“Climate change doesn’t always manifest in the most obvious ways,” said Alun Hubbard, of the Arctic University of Norway. “It’s easy to extrapolate models to show that winters are getting warmer and to forecast a virtually snow-free future in Europe, but our most recent study shows that is too simplistic. We should be beware of making broad, sweeping statements about the impacts of climate change.”

Professor Hubbard and colleagues report in the journal Nature Geoscience that they measured telltale isotope signatures in water vapour from Finland in February 2018 during an episode of freezing snow in Europe, in an anticyclone dubbed “the Beast from the East” by meteorologists and the media.

“The abrupt changes being witnessed across the Arctic now really are affecting the entire planet”

They found that the Barents Sea north of Scandinavia was anomalously warm. And 60% of the sea’s surface was free of ice, and the same sea lost 140 billion tonnes of water to evaporation during this too-warm February. This enormous atmospheric burden of water vapour provided, they calculate, 88% of the snow that was to fall over northern Europe that month.
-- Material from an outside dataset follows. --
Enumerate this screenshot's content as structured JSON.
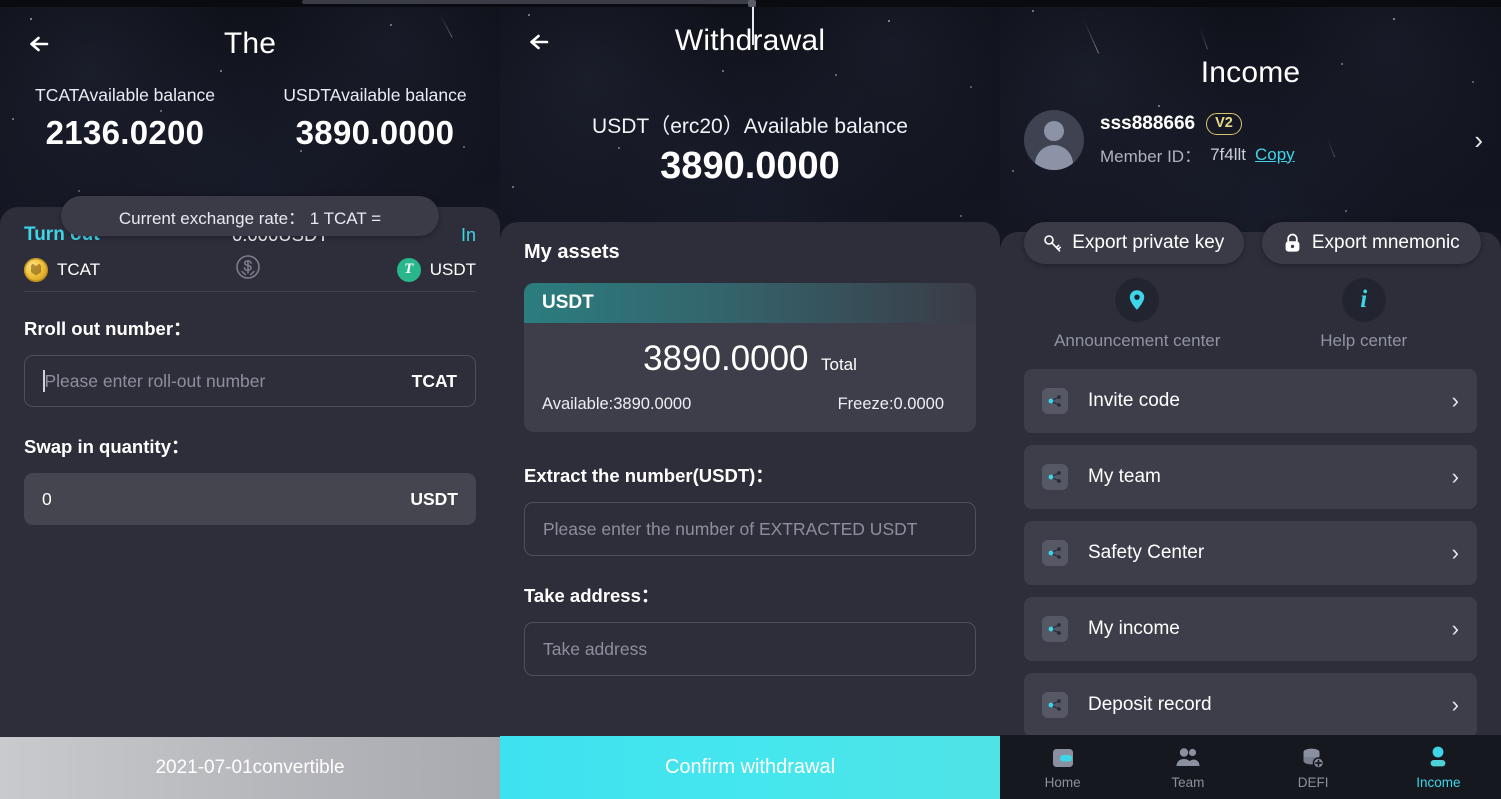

Then they looked at the pattern over the years from 1979 to 2020, to find that, for every square metre of ice that vanished in the month of March − itself part of a pattern of Arctic temperature rise − evaporation across the Barents Sea increased by 70 kg, and this could be matched with increases in Europe’s maximum snowfall.

“Our analysis directly links Arctic sea ice loss with increased evaporation and extreme snow fall,” they write, and warn that by 2080 an ice-free Barents Sea “will be a major source of winter moisture for continental Europe.”

The Beast from the East brought much of Europe to a halt, at an economic cost of an estimated $1bn (£0.72bn) a day. It is still rare for researchers to directly link any particular weather event with climate change driven by profligate use of fossil fuels − that is because climate is what forecasters can reasonably expect, but weather is what actually happens − but some scientists have begun to do so with increasing confidence. And this time, they can explain why.

Natural complexity

The ice cover over the Barents Sea has fallen by 54% since 1979, at the rate of 11,200 sq kms a year, and snow mass across Eurasia has increased. The latest study confirms the link: the isotope signature of Barents water was repeated in the European snows that arrived with the Beast from the East.

“What we’re finding is that sea ice is effectively a lid on the ocean. And with its long term reduction across the Arctic, we’re seeing increasing amounts of moisture enter the atmosphere during winter, which directly impacts our weather further south, causing extremely heavy snowfalls,” said Hannah Bailey of the University of Oulu in Finland, who led the research.

“It might seem counter-intuitive, but nature is complex and what happens in the Arctic doesn’t stay in the Arctic.”

And Professor Hubbard said: “This study illustrates that the abrupt changes being witnessed across the Arctic now really are affecting the entire planet.” − Climate News Network


Leave a Reply

Your email address will not be published. Required fields are marked *